Before you patch a hole in your stucco, make sure the wall is dry. If it isn’t, you should apply a vapor barrier coating to the wall, which will prevent moisture buildup and keep it from evaporating into the air.
You can repair a small hole in the stucco by using a pre-mixed stucco patch kit. The most important step is to follow the manufacturer’s instructions carefully. Then, trowel the patch into place and let it set for the recommended time.
The final step in making a successful stucco repair is to add a pigmented coating to the patch to match the surrounding stucco. The best choice is a sprayed-on acrylic elastomer, which can be tinted in the store to match the color of the stucco. Other acceptable coatings include concrete paints and stains, mineral paints, or lime washes.
Before you start working, determine whether the stucco on your house is made of lime or Portland cement. To do this, use muriatic acid on a sample piece of stucco. The acid should dissolve the lime but not the Portland cement. If the acid dissolves the Portland cement, then you need to use a different stucco mix on the repairs.
Mold can be a serious issue for stucco owners. Molds need moisture to thrive and often grow on or under the stucco surface. If this isn’t dealt with, it can lead to further problems with the structure of the home. The best way to deal with mold is to prevent it from growing in the first place. This is done by properly sealing the exterior of your home and keeping it clean.
Stucco needs to be washed regularly to keep it free of dirt and debris. This helps to prevent the buildup of organic material that provides a food source for molds. Stucco also requires a good water-resistant seal to help prevent the ingress of moisture into and behind the walls. This is especially important for homes in wet climates where mold can thrive.
Water intrusion into stucco is often caused by the lack of a drainage plane or weep screed. This causes the moisture to remain trapped in the wall cavities, which can cause mold and rot. The problem can be exacerbated if the wrong materials are used in a repair and installation project. For example, the use of hard cementitious materials incompatible with stucco can exacerbate decay instead of slowing it down or preventing it.
If a house is flooded or has experienced a significant amount of rain, it’s a good idea to call in a professional to check out the stucco to see if any damage was caused. If not addressed promptly, this can lead to severe structural damage that is not covered by homeowners’ insurance.
Stucco and EIFS need to be cleaned frequently as they are susceptible to stains.

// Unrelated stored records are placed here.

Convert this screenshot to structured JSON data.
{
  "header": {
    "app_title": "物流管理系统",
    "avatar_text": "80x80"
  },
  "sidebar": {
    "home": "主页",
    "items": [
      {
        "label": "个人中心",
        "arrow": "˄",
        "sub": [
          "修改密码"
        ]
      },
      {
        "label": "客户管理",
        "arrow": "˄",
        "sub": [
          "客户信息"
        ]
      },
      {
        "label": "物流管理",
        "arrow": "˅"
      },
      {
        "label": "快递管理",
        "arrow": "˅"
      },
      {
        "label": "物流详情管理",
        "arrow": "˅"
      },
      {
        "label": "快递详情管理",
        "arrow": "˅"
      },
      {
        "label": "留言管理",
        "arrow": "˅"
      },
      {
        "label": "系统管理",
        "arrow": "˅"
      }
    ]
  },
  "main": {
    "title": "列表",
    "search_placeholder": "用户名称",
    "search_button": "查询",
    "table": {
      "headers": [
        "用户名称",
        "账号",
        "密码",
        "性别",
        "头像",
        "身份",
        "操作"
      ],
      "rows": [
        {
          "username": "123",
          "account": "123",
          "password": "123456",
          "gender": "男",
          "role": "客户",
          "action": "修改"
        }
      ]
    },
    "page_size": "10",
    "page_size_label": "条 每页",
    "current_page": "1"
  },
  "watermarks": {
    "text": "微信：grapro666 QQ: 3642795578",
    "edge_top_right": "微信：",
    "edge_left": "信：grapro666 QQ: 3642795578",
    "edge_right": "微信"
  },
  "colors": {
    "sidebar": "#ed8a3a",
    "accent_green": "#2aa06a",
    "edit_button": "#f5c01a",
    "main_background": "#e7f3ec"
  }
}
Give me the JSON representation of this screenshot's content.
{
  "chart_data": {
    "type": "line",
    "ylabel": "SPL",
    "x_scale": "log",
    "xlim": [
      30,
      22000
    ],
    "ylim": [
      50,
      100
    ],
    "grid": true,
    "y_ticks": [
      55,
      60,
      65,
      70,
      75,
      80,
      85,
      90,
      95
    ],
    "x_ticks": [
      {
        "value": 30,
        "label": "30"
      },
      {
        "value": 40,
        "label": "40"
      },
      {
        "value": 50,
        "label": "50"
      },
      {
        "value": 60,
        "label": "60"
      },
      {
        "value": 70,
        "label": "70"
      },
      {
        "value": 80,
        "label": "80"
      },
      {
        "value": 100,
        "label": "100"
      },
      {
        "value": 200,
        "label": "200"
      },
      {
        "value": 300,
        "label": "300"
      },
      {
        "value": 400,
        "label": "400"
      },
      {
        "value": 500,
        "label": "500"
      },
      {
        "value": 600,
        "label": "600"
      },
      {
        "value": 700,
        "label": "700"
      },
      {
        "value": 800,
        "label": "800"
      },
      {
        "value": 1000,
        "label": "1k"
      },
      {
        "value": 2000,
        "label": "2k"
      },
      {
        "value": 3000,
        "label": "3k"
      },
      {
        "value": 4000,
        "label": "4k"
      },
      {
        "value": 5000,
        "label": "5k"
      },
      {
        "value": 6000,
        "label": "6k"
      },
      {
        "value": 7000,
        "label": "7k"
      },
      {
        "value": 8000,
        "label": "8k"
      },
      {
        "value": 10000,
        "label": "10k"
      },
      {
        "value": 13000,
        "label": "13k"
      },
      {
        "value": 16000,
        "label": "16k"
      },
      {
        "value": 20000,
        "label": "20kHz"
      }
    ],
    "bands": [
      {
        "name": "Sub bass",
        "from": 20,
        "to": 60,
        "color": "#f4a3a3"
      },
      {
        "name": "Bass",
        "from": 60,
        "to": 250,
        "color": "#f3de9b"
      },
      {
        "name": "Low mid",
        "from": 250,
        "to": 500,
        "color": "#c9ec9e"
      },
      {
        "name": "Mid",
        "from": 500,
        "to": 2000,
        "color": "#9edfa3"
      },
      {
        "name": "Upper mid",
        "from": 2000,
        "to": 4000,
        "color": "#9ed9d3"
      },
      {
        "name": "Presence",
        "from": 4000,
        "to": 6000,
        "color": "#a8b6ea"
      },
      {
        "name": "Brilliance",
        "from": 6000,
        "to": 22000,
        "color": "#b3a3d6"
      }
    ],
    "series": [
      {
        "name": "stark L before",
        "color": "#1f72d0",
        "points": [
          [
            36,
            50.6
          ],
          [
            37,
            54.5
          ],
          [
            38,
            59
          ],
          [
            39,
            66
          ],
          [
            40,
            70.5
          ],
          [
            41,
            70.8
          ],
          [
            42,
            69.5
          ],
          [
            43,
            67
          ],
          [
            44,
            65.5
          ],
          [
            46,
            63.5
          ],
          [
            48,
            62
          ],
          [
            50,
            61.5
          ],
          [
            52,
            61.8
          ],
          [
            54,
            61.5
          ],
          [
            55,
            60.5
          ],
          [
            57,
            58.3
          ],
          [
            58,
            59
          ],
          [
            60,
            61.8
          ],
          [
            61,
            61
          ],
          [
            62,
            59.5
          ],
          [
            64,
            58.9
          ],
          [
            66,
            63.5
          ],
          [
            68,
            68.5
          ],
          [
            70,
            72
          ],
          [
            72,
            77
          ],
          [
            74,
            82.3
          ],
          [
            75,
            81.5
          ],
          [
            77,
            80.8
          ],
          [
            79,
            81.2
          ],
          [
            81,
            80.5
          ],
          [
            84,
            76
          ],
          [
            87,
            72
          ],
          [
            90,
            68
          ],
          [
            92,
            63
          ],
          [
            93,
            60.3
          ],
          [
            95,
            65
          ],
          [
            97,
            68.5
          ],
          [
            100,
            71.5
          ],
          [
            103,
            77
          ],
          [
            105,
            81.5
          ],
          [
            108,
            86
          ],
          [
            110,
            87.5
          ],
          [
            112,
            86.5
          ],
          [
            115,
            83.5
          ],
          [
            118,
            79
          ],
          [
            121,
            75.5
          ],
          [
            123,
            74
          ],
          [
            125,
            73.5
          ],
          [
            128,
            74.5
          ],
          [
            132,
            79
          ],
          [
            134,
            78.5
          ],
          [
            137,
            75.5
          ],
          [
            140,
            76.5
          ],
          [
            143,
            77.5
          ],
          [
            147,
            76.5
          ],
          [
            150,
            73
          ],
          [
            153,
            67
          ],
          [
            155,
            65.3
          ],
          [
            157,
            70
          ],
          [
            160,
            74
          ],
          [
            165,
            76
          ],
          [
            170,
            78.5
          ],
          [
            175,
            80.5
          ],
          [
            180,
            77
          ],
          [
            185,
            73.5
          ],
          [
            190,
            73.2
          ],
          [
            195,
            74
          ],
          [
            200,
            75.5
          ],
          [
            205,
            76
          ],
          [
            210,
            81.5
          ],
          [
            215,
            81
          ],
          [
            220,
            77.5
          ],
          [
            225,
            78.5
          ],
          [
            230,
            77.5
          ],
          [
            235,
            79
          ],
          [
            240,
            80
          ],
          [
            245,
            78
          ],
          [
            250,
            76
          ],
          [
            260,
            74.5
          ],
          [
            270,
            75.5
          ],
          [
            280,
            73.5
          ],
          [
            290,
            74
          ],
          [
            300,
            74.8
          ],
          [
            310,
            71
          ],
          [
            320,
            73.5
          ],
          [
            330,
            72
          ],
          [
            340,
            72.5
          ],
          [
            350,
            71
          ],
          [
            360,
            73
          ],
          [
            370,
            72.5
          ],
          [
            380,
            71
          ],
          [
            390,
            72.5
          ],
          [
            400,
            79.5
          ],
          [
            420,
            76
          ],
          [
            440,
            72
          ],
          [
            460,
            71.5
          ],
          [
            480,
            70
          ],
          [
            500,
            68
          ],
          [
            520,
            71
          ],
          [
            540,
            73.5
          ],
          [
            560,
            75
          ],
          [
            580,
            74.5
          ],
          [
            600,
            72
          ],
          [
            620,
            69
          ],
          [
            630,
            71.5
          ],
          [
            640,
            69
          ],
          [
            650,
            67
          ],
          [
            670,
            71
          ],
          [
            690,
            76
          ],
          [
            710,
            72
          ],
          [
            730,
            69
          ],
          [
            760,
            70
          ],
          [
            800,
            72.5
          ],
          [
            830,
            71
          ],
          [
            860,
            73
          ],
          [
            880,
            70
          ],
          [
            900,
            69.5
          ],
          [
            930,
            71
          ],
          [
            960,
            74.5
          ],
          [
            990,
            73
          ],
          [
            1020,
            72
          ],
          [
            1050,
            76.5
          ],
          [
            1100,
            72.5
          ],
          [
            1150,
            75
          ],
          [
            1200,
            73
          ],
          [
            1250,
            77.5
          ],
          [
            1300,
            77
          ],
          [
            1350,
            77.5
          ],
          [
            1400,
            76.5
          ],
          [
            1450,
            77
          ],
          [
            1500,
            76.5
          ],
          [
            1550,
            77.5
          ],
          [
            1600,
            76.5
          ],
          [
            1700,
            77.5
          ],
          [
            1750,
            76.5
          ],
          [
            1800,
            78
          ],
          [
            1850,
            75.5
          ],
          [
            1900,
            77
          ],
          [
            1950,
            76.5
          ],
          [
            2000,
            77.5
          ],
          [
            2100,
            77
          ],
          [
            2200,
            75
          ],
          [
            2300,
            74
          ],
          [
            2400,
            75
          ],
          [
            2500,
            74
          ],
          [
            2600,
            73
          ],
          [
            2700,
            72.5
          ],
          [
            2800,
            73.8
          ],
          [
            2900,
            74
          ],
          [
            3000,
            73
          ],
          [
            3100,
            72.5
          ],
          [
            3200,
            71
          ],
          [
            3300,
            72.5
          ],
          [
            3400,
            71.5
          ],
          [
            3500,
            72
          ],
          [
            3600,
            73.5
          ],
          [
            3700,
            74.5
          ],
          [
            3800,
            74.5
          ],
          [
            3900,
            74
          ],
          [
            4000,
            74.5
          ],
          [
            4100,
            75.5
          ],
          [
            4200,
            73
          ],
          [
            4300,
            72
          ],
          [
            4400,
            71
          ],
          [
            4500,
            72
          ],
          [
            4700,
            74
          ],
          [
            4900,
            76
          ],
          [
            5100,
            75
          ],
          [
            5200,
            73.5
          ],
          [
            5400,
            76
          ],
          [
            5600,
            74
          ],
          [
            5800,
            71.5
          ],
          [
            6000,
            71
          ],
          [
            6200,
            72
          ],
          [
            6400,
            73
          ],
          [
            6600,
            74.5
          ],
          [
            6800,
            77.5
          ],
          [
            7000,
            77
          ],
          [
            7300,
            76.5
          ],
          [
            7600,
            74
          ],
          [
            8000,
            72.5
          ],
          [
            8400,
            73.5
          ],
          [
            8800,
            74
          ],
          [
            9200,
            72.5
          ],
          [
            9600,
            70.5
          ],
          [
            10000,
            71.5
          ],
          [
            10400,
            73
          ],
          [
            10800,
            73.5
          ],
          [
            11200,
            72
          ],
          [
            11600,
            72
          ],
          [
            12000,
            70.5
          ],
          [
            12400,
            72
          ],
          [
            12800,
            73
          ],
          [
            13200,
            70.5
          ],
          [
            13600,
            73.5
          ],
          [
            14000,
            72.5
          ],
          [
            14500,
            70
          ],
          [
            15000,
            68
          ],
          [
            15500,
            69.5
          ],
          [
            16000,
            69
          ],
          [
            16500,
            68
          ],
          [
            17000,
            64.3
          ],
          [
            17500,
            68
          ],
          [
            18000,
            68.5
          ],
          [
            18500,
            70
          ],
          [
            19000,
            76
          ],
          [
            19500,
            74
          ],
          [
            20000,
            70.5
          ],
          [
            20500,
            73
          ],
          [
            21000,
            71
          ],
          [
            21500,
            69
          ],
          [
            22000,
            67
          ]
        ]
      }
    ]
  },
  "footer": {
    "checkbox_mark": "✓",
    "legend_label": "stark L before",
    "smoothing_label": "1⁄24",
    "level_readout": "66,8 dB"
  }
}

Stains can be caused by many different things, including a buildup of algae, oil, and other pollutants in the air. It is best to use a pressure washer to remove stains. Start with low pressure and work up as needed. It’s also a good idea to use a brush attachment to scrub away stubborn stains. A mixture of water and regular dish soap or oxygen bleach works well for cleaning the stucco.